_WORK INSTRUCTION_: Please reproduce the entries below exactly, leaving the pictures out.

_SOURCE INFORMATION_:
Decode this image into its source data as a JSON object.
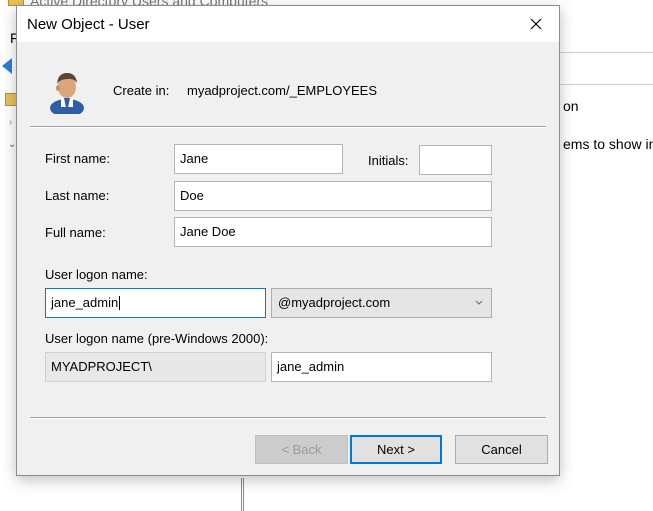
{
  "background_window": {
    "title": "Active Directory Users and Computers",
    "menu_first": "F",
    "column_header": "on",
    "empty_message": "ems to show in"
  },
  "dialog": {
    "title": "New Object - User",
    "create_in_label": "Create in:",
    "create_in_path": "myadproject.com/_EMPLOYEES",
    "first_name": {
      "label": "First name:",
      "value": "Jane"
    },
    "initials": {
      "label": "Initials:",
      "value": ""
    },
    "last_name": {
      "label": "Last name:",
      "value": "Doe"
    },
    "full_name": {
      "label": "Full name:",
      "value": "Jane Doe"
    },
    "logon": {
      "label": "User logon name:",
      "value": "jane_admin",
      "domain": "@myadproject.com"
    },
    "pre2000": {
      "label": "User logon name (pre-Windows 2000):",
      "domain": "MYADPROJECT\\",
      "value": "jane_admin"
    },
    "buttons": {
      "back": "< Back",
      "next": "Next >",
      "cancel": "Cancel"
    }
  },
  "icons": {
    "close": "close-icon",
    "user": "user-icon",
    "dropdown": "chevron-down-icon"
  },
  "colors": {
    "accent": "#0078d7",
    "dialog_bg": "#f0f0f0"
  }
}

_TASK RESPONSE_:
Decode this image into its source data as a JSON object.
{
  "background_window": {
    "title": "Active Directory Users and Computers",
    "menu_first": "F",
    "column_header": "on",
    "empty_message": "ems to show in"
  },
  "dialog": {
    "title": "New Object - User",
    "create_in_label": "Create in:",
    "create_in_path": "myadproject.com/_EMPLOYEES",
    "first_name": {
      "label": "First name:",
      "value": "Jane"
    },
    "initials": {
      "label": "Initials:",
      "value": ""
    },
    "last_name": {
      "label": "Last name:",
      "value": "Doe"
    },
    "full_name": {
      "label": "Full name:",
      "value": "Jane Doe"
    },
    "logon": {
      "label": "User logon name:",
      "value": "jane_admin",
      "domain": "@myadproject.com"
    },
    "pre2000": {
      "label": "User logon name (pre-Windows 2000):",
      "domain": "MYADPROJECT\\",
      "value": "jane_admin"
    },
    "buttons": {
      "back": "< Back",
      "next": "Next >",
      "cancel": "Cancel"
    }
  },
  "icons": {
    "close": "close-icon",
    "user": "user-icon",
    "dropdown": "chevron-down-icon"
  },
  "colors": {
    "accent": "#0078d7",
    "dialog_bg": "#f0f0f0"
  }
}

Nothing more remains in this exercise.